You’ve heard of Mark Kelly. The American astronaut, former US Navy Captain, and decorated Gulf War combat vet is a bestselling author and the husband of Congresswoman Gabrielle Giffords. With 6,000 flight hours in more than 50 different aircrafts, 375 aircraft carrier landings, 39 combat missions and more than 50 days in space, Kelly is one of America's most experienced pilots. He’s also an astronaut with four space missions aboard Space Shuttle Endeavour, which he commanded on its final flight in May 2011, under his flight suit’s fabric belt. And he accomplished all that while wearing a Breitling - well, several Breitlings, but not at first.
Early on in his career, Kelly learned why you don’t wear a cheap watch in space. He was on his second mission for NASA when the watch he was wearing (he won’t name the brand) experienced technical difficulties. "The second hand got stuck on the minute hand during liftoff,” he remembers. "Of course, this happened at a critical moment while I was timing the closure of some main engine valves.” In other words, the failure of his small-ticket ticker nearly doomed a $450-million endeavor.
“I knew it was time to get a better watch,” Kelly says. He’d heard about Breitling’s reputation among pilots for high quality, precision and not cracking under pressure. He picked one up and became a convert: “On my later flights into space, I didn’t leave the planet without my Breitling.”
Back on Earth, Kelly started collecting Breitlings to wear on missions. In 2011, Breitling asked if he would wear the first Breitling Naval Centennial Limited Edition Airwolf on his fourth trip to space. That watch was then auctioned off to benefit the Breitling Scholars program at the National Flight Academy in Pensacola, FL. He also helped launch the 50th anniversary Breitling Navitimer Cosmonaute with Scott Carpenter, who wore the original watch when he circled the Earth in the Aurora 7.

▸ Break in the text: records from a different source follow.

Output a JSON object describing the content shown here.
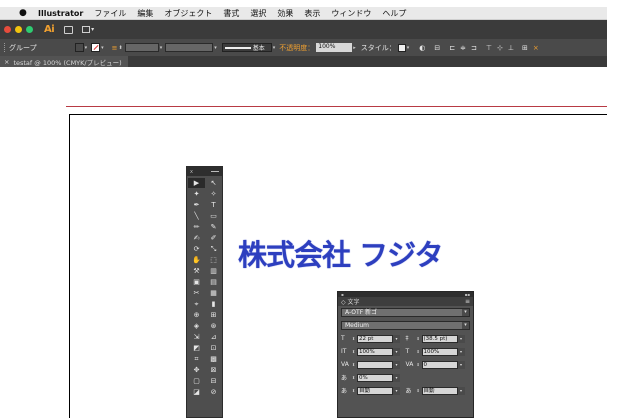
{
  "menubar": {
    "apple": "",
    "items": [
      "Illustrator",
      "ファイル",
      "編集",
      "オブジェクト",
      "書式",
      "選択",
      "効果",
      "表示",
      "ウィンドウ",
      "ヘルプ"
    ]
  },
  "app": {
    "logo": "Ai",
    "traffic_lights": [
      "#e74c3c",
      "#f1c40f",
      "#2ecc71"
    ]
  },
  "control_bar": {
    "selection_label": "グループ",
    "stroke_style_label": "基本",
    "opacity_label": "不透明度：",
    "opacity_value": "100%",
    "style_label": "スタイル："
  },
  "doc_tab": {
    "close": "×",
    "title": "testaf @ 100% (CMYK/プレビュー)"
  },
  "canvas": {
    "headline": "株式会社 フジタ",
    "headline_color": "#2d3fbf",
    "bleed_color": "#b83a44"
  },
  "tools_panel": {
    "close": "x",
    "tools": [
      "▶",
      "↖",
      "✦",
      "✧",
      "✒",
      "T",
      "╲",
      "▭",
      "✏",
      "✎",
      "✍",
      "✐",
      "⟳",
      "⤡",
      "✋",
      "⬚",
      "⚒",
      "▥",
      "▣",
      "▤",
      "✂",
      "▦",
      "⌖",
      "▮",
      "⊕",
      "⊞",
      "◈",
      "⊛",
      "⇲",
      "⊿",
      "◩",
      "⊡",
      "⌗",
      "▩",
      "✥",
      "⊠",
      "▢",
      "⊟",
      "◪",
      "⊘"
    ]
  },
  "character_panel": {
    "tab": "文字",
    "font_family": "A-OTF 新ゴ",
    "font_style": "Medium",
    "font_size": "22 pt",
    "leading": "(38.5 pt)",
    "vertical_scale": "100%",
    "horizontal_scale": "100%",
    "kerning": "",
    "tracking": "0",
    "baseline": "0%",
    "auto_label": "自動",
    "auto_label_2": "自動"
  }
}
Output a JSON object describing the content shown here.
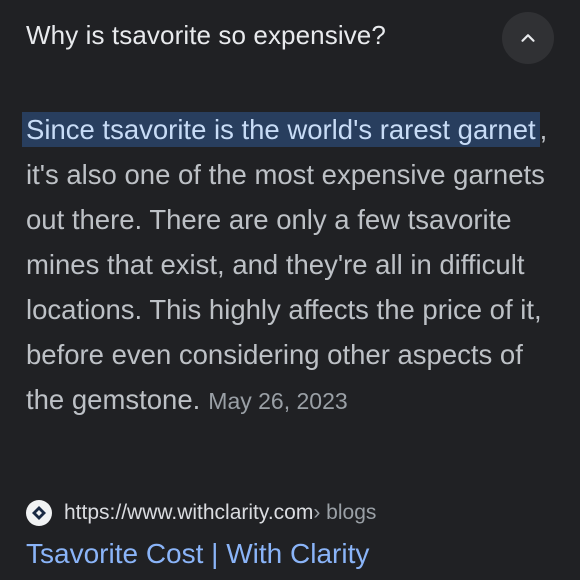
{
  "question": {
    "title": "Why is tsavorite so expensive?",
    "collapse_icon": "chevron-up-icon"
  },
  "answer": {
    "highlighted_text": "Since tsavorite is the world's rarest garnet",
    "body_text": ", it's also one of the most expensive garnets out there. There are only a few tsavorite mines that exist, and they're all in difficult locations. This highly affects the price of it, before even considering other aspects of the gemstone.",
    "date": "May 26, 2023"
  },
  "source": {
    "favicon": "withclarity-logo-icon",
    "url": "https://www.withclarity.com",
    "path": " › blogs",
    "link_title": "Tsavorite Cost | With Clarity"
  },
  "colors": {
    "background": "#202124",
    "highlight_background": "#283e5e",
    "link": "#8ab4f8"
  }
}
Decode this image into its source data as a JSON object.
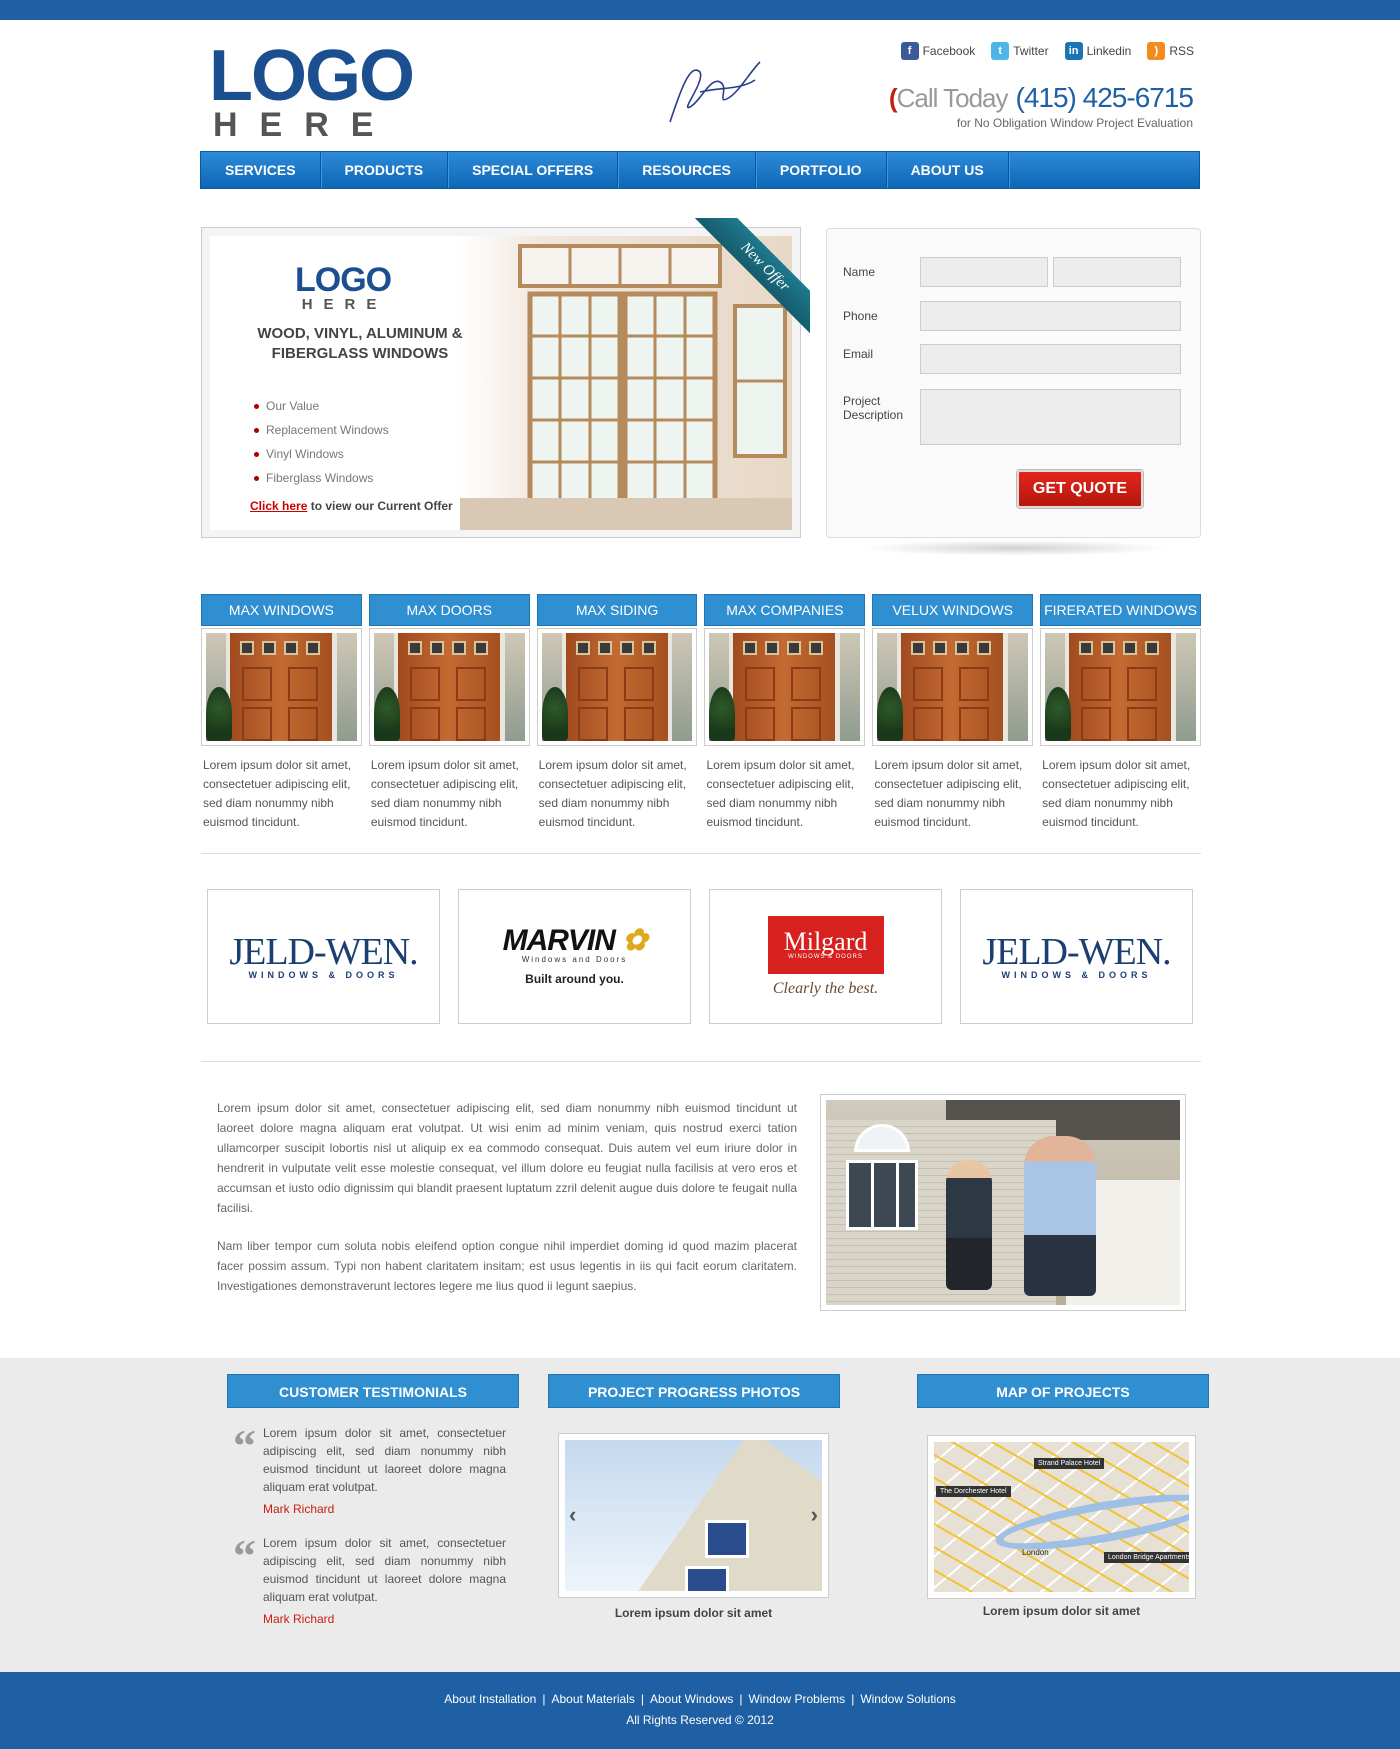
{
  "header": {
    "logo_big": "LOGO",
    "logo_small": "HERE",
    "social": [
      {
        "label": "Facebook",
        "icon": "facebook-icon",
        "color": "#3b5998",
        "glyph": "f"
      },
      {
        "label": "Twitter",
        "icon": "twitter-icon",
        "color": "#4fb4e8",
        "glyph": "t"
      },
      {
        "label": "Linkedin",
        "icon": "linkedin-icon",
        "color": "#1b75b5",
        "glyph": "in"
      },
      {
        "label": "RSS",
        "icon": "rss-icon",
        "color": "#f28c1e",
        "glyph": ")"
      }
    ],
    "call_label": "Call Today",
    "phone": "(415) 425-6715",
    "call_sub": "for No Obligation Window Project Evaluation"
  },
  "nav": [
    "SERVICES",
    "PRODUCTS",
    "SPECIAL OFFERS",
    "RESOURCES",
    "PORTFOLIO",
    "ABOUT US"
  ],
  "hero": {
    "logo_big": "LOGO",
    "logo_small": "HERE",
    "title": "WOOD, VINYL, ALUMINUM & FIBERGLASS WINDOWS",
    "list": [
      "Our Value",
      "Replacement Windows",
      "Vinyl Windows",
      "Fiberglass Windows"
    ],
    "cta_link": "Click here",
    "cta_rest": " to view our Current Offer",
    "ribbon": "New Offer"
  },
  "form": {
    "name_label": "Name",
    "phone_label": "Phone",
    "email_label": "Email",
    "project_label_1": "Project",
    "project_label_2": "Description",
    "submit": "GET QUOTE"
  },
  "products": [
    {
      "title": "MAX WINDOWS",
      "text": "Lorem ipsum dolor sit amet, consectetuer adipiscing elit, sed diam nonummy nibh euismod tincidunt."
    },
    {
      "title": "MAX DOORS",
      "text": "Lorem ipsum dolor sit amet, consectetuer adipiscing elit, sed diam nonummy nibh euismod tincidunt."
    },
    {
      "title": "MAX SIDING",
      "text": "Lorem ipsum dolor sit amet, consectetuer adipiscing elit, sed diam nonummy nibh euismod tincidunt."
    },
    {
      "title": "MAX COMPANIES",
      "text": "Lorem ipsum dolor sit amet, consectetuer adipiscing elit, sed diam nonummy nibh euismod tincidunt."
    },
    {
      "title": "VELUX WINDOWS",
      "text": "Lorem ipsum dolor sit amet, consectetuer adipiscing elit, sed diam nonummy nibh euismod tincidunt."
    },
    {
      "title": "FIRERATED WINDOWS",
      "text": "Lorem ipsum dolor sit amet, consectetuer adipiscing elit, sed diam nonummy nibh euismod tincidunt."
    }
  ],
  "brands": {
    "jeldwen_name": "JELD-WEN.",
    "jeldwen_sub": "WINDOWS & DOORS",
    "marvin_name": "MARVIN",
    "marvin_sub": "Windows and Doors",
    "marvin_tag": "Built around you.",
    "milgard_name": "Milgard",
    "milgard_sub": "WINDOWS & DOORS",
    "milgard_tag": "Clearly the best."
  },
  "about": {
    "p1": "Lorem ipsum dolor sit amet, consectetuer adipiscing elit, sed diam nonummy nibh euismod tincidunt ut laoreet dolore magna aliquam erat volutpat. Ut wisi enim ad minim veniam, quis nostrud exerci tation ullamcorper suscipit lobortis nisl ut aliquip ex ea commodo consequat. Duis autem vel eum iriure dolor in hendrerit in vulputate velit esse molestie consequat, vel illum dolore eu feugiat nulla facilisis at vero eros et accumsan et iusto odio dignissim qui blandit praesent luptatum zzril delenit augue duis dolore te feugait nulla facilisi.",
    "p2": "Nam liber tempor cum soluta nobis eleifend option congue nihil imperdiet doming id quod mazim placerat facer possim assum. Typi non habent claritatem insitam; est usus legentis in iis qui facit eorum claritatem. Investigationes demonstraverunt lectores legere me lius quod ii legunt saepius."
  },
  "testimonials": {
    "title": "CUSTOMER TESTIMONIALS",
    "items": [
      {
        "text": "Lorem ipsum dolor sit amet, consectetuer adipiscing elit, sed diam nonummy nibh euismod tincidunt ut laoreet dolore magna aliquam erat volutpat.",
        "author": "Mark Richard"
      },
      {
        "text": "Lorem ipsum dolor sit amet, consectetuer adipiscing elit, sed diam nonummy nibh euismod tincidunt ut laoreet dolore magna aliquam erat volutpat.",
        "author": "Mark Richard"
      }
    ]
  },
  "progress": {
    "title": "PROJECT PROGRESS PHOTOS",
    "caption": "Lorem ipsum dolor sit amet",
    "prev": "‹",
    "next": "›"
  },
  "map": {
    "title": "MAP OF PROJECTS",
    "caption": "Lorem ipsum dolor sit amet",
    "tags": [
      "Strand Palace Hotel",
      "The Dorchester Hotel",
      "London Bridge Apartments",
      "London"
    ]
  },
  "footer": {
    "links": [
      "About Installation",
      "About Materials",
      "About Windows",
      "Window Problems",
      "Window Solutions"
    ],
    "copyright": "All Rights Reserved © 2012"
  }
}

But it isn’t all about space for Kelly.
“I used to fly the A-6E Intruder all weather attack airplane,” Kelly tells Maxim. “The mechanical clocks in those were notoriously unreliable, which was really frustrating because timekeeping was critical in many of the missions that we flew. When I was in combat over in Iraq and Kuwait during the first Gulf War, we were often given a window of just a few minutes to deliver our weapons on target, so just imagine that you are in the middle of your mission and your watch doesn’t work. That can turn into a dangerous situation and directly effects the success of the mission.”
Want to keep time like Kelly? Here are the current versions of his top six Breitlings.